Search Results: "Jenny Diski"


BOOK REVIEW

THE DREAM MISTRESS by Jenny Diski
FICTION & LITERATURE
Released: Jan. 7, 1999

"An elaborate tale, finding humor in the odd corners created when what's real and what isn't converge: a story that both disturbs and delights."
From the inventive, darkly acerbic, cunningly erotic Diski (Monkey's Uncle, 1995; an acclaimed memoir, Skating to Antarctica, 1998; etc.) comes this story of the chance encounter of a mother and daughter, long apart, who pass mutually unrecognized but are nonetheless affected by what transpires. Read full book review >

BOOK REVIEW

IN GRATITUDE by Jenny Diski
BIOGRAPHY & MEMOIR
Released: May 17, 2016

"Sometimes rueful, often oblique, but provocative and highly readable."
A winding but elegant valediction from Diski (What I Don't Know About Animals, 2011, etc.), known as a literary journalist and chronicler in England, now resigned to a short tenure on Earth as a "canceree." Read full book review >

BOOK REVIEW

AFTER THESE THINGS by Jenny Diski
FICTION & LITERATURE
Released: Aug. 15, 2005

"An elegant, multifaceted discourse on narrative, God and free will, and where the three occasionally meet."
Diski continues her examination of Old Testament figures (she began with Abraham and Sarah in Only Human, 2001), focusing this time on Isaac and Jacob. Read full book review >

BOOK REVIEW

THE SIXTIES by Jenny Diski
NON-FICTION
Released: Sept. 1, 2009

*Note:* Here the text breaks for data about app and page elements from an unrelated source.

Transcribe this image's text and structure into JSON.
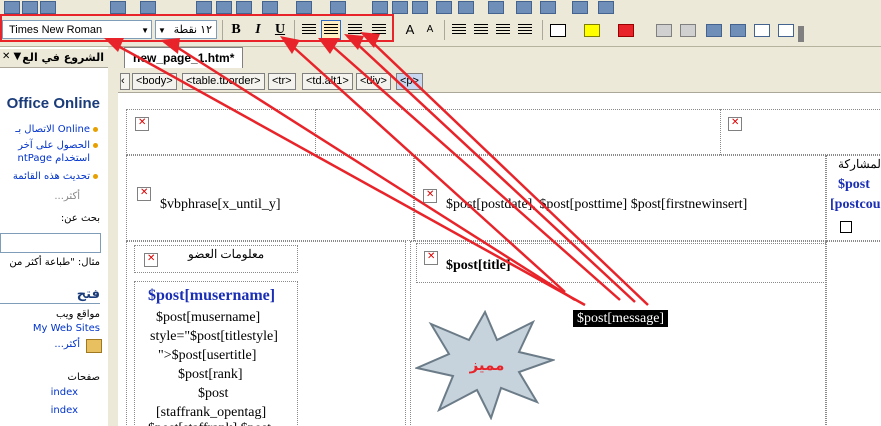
{
  "toolbar": {
    "font_name": "Times New Roman",
    "font_size": "١٢ نقطة",
    "bold": "B",
    "italic": "I",
    "underline": "U",
    "font_grow": "A",
    "font_shrink": "A"
  },
  "pane": {
    "header": "الشروع في الع",
    "office_online": "Office Online",
    "links": [
      "Online الاتصال بـ",
      "الحصول على آخر",
      "استخدام ntPage",
      "تحديث هذه القائمة"
    ],
    "more": "أكثر...",
    "search_label": "بحث عن:",
    "example": "مثال: \"طباعة أكثر من",
    "open_heading": "فتح",
    "websites_label": "مواقع ويب",
    "my_web_sites": "My Web Sites",
    "more2": "أكثر...",
    "pages_label": "صفحات",
    "page1": "index",
    "page2": "index"
  },
  "tab": {
    "label": "new_page_1.htm*"
  },
  "breadcrumbs": [
    "<body>",
    "<table.tborder>",
    "<tr>",
    "<td.alt1>",
    "<div>",
    "<p>"
  ],
  "editor": {
    "cell_participation": "المشاركة",
    "post_label": "$post",
    "postcount": "[postcou",
    "vbphrase": "$vbphrase[x_until_y]",
    "postdate": "$post[postdate], $post[posttime] $post[firstnewinsert]",
    "member_info": "معلومات العضو",
    "title": "$post[title]",
    "musername": "$post[musername]",
    "user_lines": [
      "$post[musername]",
      "style=\"$post[titlestyle]",
      "\">$post[usertitle]",
      "$post[rank]",
      "$post",
      "[staffrank_opentag]"
    ],
    "partial_line": "$post[staffrank] $post"
  },
  "tooltip": {
    "text": "$post[message]"
  },
  "badge": {
    "text": "مميز",
    "color": "#e8242a"
  },
  "colors": {
    "arrow": "#e8242a",
    "link": "#0033cc",
    "bluebold": "#1a2fb5"
  }
}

"Though Diski sounds melancholy notes ('young is a phase the old go through') and closes on a note of resignation, her elegant book might inspire readers—and not just those who were there—to try to remake the era anew."
A slender meditation on the 1960s—part of Picador's Big Ideas/Small Books series. Read full book review >

BOOK REVIEW

SKATING TO ANTARCTICA by Jenny Diski
NON-FICTION
Released: Aug. 27, 1998

"Diski's Antarctica-of-the-mind is such a place."
Antarctica is not so much a destination as a symptom in this intense, disturbing memoir of a wickedly unpleasant childhood. Read full book review >

BOOK REVIEW

THE VANISHING PRINCESS by Jenny Diski
FICTION & LITERATURE
Released: Dec. 5, 2017

"Regal, raunchy, revealing—the stories in this collection leave a lasting impression."
This short story collection from a beloved British author, published in the U.K. in 1995 but only now receiving a U.S. release, glimmers like found treasure—or a mirage. Read full book review >

BOOK REVIEW

STRANGER ON A TRAIN by Jenny Diski
BIOGRAPHY & MEMOIR
Released: Oct. 1, 2002

"Wry, graceful commentary on the oddity of the human condition."
A British writer in search of solitude takes two epic train journeys across the US, only to find herself inexorably drawn into a community of strangers. Read full book review >

BOOK REVIEW

ONLY HUMAN by Jenny Diski
FICTION & LITERATURE
Released: May 1, 2001

"Original and thought-provoking."
The always intriguing Diski (Skating to Antarctica, 1998, etc.) retells the Old Testament of Sarah and Abraham, creating both a moving love story and a postmodern exploration of the idea of narration. Read full book review >

BOOK REVIEW

MONKEY'S UNCLE by Jenny Diski
FICTION & LITERATURE
Released: Nov. 1, 1995

"An imaginative look at the carefully crafted absurdities of a deranged mind, with judicious dashes of humor and pathos."
With one foot through the looking glass, an engaging new novel from Diski (Nothing Natural, 1987, etc.) with a whimsical, if sometimes distressing, view of insanity. Read full book review >

BOOK REVIEW

SPINNING JENNY by Sylvia Ann McLain
FICTION & LITERATURE
Released: Jan. 19, 2017

"A strong, often poignant illustration of slavery's destructiveness."
McLain's character-driven debut historical novel blends a tale of ill-fated love with a scathing indictment of slavery. Read full book review >

BOOK REVIEW

CREEPING JENNY by John Sherwood
MYSTERY THRILLER
Released: Dec. 1, 1993

"A prologue compares the snubbing of a local absentee squire to the anger of Achilles—an ironic but apt figure for the hyperinflation of village minutiae in this most British puzzler."
Yet another trip down the Miss Marple trail (her own phrase) for Celia Grant of Archerscroft Nurseries (The Hanging Garden, 1992, etc.). Read full book review >